From the time it was built in this quaint village 45 years ago, the county building has stirred strong opinions for its modernism-meets-Mayberry look: a geometric jumble of irregularly stacked concrete-and-glass boxes.
While the Orange County Government Center has been hailed by architectural experts as a modernist treasure, many residents have viewed it as just an odd, ugly place to apply for a driver’s license.
Following a court battle, crews began last week to renovate and partially demolish the sprawling building in this suburban and rural county 50 miles northwest of Manhattan. But many locals have mixed feelings.
“From the outside, it’s a horrible-looking building,” said resident Arnie Weintraub.
“It doesn’t fit the right look of our village, or town, or area,” added Brian Dunlevy, as he worked on a bike at his Joe Fix Its shop. “It’s here. Should it be? I don’t think so. But it’s here.”
The building was designed by the late architect Paul Rudolph, a celebrated figure of mid-20th century style that came to be known as brutalism. (The name is not derived from the word “brutal,” as many assume, but from the French term for raw concrete.) Though considered a genius, Rudolph hasn’t always been appreciated by a public that sees cold-looking concrete instead of elegant interplay between light and space.
The building was closed in September 2011 after it was damaged by the remnants of Hurricane Irene, forcing county operations to other buildings.

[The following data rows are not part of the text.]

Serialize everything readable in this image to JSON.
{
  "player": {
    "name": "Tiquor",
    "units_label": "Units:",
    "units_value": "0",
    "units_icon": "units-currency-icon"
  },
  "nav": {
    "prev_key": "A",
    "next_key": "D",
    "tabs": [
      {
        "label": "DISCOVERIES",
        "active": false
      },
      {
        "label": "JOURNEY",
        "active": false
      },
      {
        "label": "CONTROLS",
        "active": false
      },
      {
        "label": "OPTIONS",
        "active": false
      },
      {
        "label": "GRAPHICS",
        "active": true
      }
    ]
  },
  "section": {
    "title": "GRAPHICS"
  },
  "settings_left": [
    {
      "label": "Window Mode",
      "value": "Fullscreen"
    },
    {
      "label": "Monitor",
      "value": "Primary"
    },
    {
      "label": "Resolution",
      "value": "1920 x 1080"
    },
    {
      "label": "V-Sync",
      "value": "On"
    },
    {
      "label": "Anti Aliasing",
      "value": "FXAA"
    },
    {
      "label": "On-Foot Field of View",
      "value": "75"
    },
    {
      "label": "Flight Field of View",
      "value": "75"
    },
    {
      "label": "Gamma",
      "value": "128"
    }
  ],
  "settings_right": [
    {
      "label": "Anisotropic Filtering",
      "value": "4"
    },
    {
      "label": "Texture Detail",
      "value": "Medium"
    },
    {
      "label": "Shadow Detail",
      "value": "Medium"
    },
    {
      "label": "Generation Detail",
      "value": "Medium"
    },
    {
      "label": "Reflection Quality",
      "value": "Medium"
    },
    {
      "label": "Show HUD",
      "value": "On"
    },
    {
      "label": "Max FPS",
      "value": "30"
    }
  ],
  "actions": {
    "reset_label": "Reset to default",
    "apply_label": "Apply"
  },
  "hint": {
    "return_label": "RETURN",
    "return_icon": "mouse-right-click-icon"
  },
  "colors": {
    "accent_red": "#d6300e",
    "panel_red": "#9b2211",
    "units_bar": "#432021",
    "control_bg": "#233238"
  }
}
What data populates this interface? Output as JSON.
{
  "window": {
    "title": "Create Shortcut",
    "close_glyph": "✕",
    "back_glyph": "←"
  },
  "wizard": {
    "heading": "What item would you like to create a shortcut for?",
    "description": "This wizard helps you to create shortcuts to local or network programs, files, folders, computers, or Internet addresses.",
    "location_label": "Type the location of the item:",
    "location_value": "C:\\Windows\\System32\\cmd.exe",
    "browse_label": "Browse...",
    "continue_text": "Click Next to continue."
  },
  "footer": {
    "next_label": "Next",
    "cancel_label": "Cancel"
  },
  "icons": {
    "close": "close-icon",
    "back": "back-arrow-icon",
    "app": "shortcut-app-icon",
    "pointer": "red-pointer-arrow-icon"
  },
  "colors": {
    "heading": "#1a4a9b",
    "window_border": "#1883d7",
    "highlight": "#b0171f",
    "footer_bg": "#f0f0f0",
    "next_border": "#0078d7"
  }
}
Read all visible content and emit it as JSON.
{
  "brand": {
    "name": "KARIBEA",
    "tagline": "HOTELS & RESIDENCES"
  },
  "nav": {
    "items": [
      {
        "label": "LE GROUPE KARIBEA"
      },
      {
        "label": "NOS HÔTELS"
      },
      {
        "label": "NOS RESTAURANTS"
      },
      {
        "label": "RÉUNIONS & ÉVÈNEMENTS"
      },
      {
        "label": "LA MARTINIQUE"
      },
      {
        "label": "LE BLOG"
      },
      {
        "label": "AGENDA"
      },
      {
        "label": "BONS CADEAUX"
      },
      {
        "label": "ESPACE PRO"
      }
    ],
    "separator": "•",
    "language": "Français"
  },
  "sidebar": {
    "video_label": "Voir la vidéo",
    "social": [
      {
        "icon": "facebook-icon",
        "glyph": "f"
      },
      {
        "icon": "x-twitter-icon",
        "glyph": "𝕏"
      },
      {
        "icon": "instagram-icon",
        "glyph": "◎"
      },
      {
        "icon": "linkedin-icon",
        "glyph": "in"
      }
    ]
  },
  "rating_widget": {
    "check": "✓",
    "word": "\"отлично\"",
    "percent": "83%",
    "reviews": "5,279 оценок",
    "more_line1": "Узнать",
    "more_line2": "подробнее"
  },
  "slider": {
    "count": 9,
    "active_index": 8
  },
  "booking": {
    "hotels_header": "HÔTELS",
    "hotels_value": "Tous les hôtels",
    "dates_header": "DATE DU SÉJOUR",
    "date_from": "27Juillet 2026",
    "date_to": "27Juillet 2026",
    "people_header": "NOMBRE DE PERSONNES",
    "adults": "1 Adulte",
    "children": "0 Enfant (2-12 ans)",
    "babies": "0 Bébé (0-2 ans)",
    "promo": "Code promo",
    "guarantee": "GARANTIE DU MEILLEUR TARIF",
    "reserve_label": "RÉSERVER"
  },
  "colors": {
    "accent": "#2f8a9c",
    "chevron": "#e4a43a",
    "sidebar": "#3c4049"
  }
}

But complaints about maintaining the building, completed in 1970, predated the storm: Those big windows letting in light also let in too much cold; the roof — which looks like a three-dimensional checkerboard — leaks. County executive Steven Neuhaus recalls buckets placed around the building 25 years ago when he applied for his driver’s license.
With the threat of demolition looming a few years ago, the World Monuments Fund put it on its 2012 global watch list.
County officials settled on a compromise plan to replace one of the three sections to give the front entrance a more generic, glassy, municipal look. The other two sections would be taken down to their concrete skeletons and built back up the shape of the original building, with some functional changes such as a simpler roof line.
“You’re going to still look at this building and see Rudolph’s touch in it,” Neuhaus said.